“Wow, it’s really is amazing,” remarked the Danish tourists upon first glimpsing Wallaman Falls, as the torrent plunged 268 metres off the escarpment into the pools below.
“They certainly are”
“Are you going to walk down to the pool?”
“Sure.” The tiny dots swimming in the pool at the bottom of the falls looked far more relaxed than I felt standing in full sun at the lookout point.
A sign at the start of Djyinda walk advises hikers that…
“People have died here”
This is no empty threat.
It is steep, it is slippery and even though it is well maintained, it’s still bordered on both sides by stinging plants and dangerous Australian animals which lurk in the thick undergrowth of this tropical wetland environment.
The final stretch of the walk is also slightly treacherous as it takes the hiker over jagged, slippery rocks to the edge of the pool. The walk is well worth the effort though, as the water is deliciously refreshing and demands a swim, a splash and a frolic.
The water remains cool despite the intense heat of the day because the pool reaches a maximum depth of about 20 metres and is surrounded on most sides by sheer, high cliffs which shield the pool from the sun at various times of the day.
It is blissful to frolic in the pool.

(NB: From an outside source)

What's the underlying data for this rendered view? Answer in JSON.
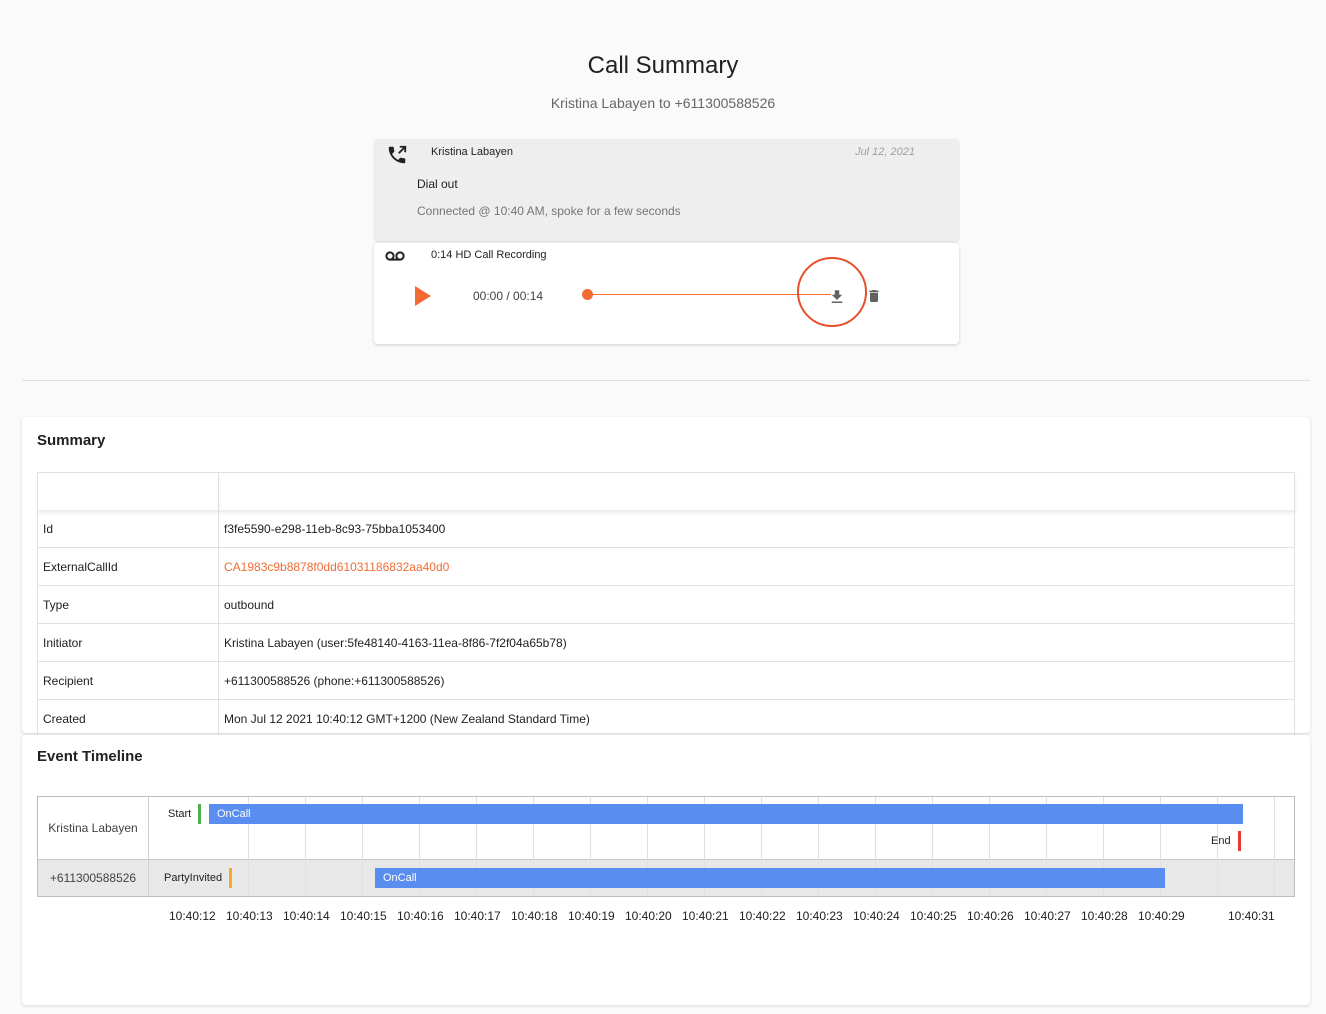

Swimming under the falls and watching, and feeling, the drops rain down upon you is magical. Better still, it provides many of the visiting backpackers with their weekly shower.
After a swim, one can sun bake, relax in the shade or explore the rocks searching for wildlife.
At some point, though, the path to the lookout must be ascended. This is a tiring walk, due partly to the steepness but primarily the heat. While sweating and panting up the hill, it’s easy to start wishing for another pool at the top of the climb.
Alas, there is another swimming spot at the top of the escarpment. A short walk from the camping area and day use area takes visitors to a beautiful rock pool with a little sandy beach. Backpackers can wash twice in one day!
The rock pool is a great way to refresh before hopping back in the car for steep, narrow, winding drive to Ingham and beyond.
Wallaman Falls is probably best visited late in the afternoon, when the walk down provokes a solid sweat, which can be easily relieved with a swim in the rock pool, and the walk up can be completed once some of the heat of the day has disappeared. The region itself is probably best visited at the end of the wet season, when the rainforest is green and lush, but the worst of the humidity, storms and insects have departed. What’s more, it makes sense that more water would be rushing over the falls after prolonged heavy rain, making for an even more spectacular sight – and an even better shower.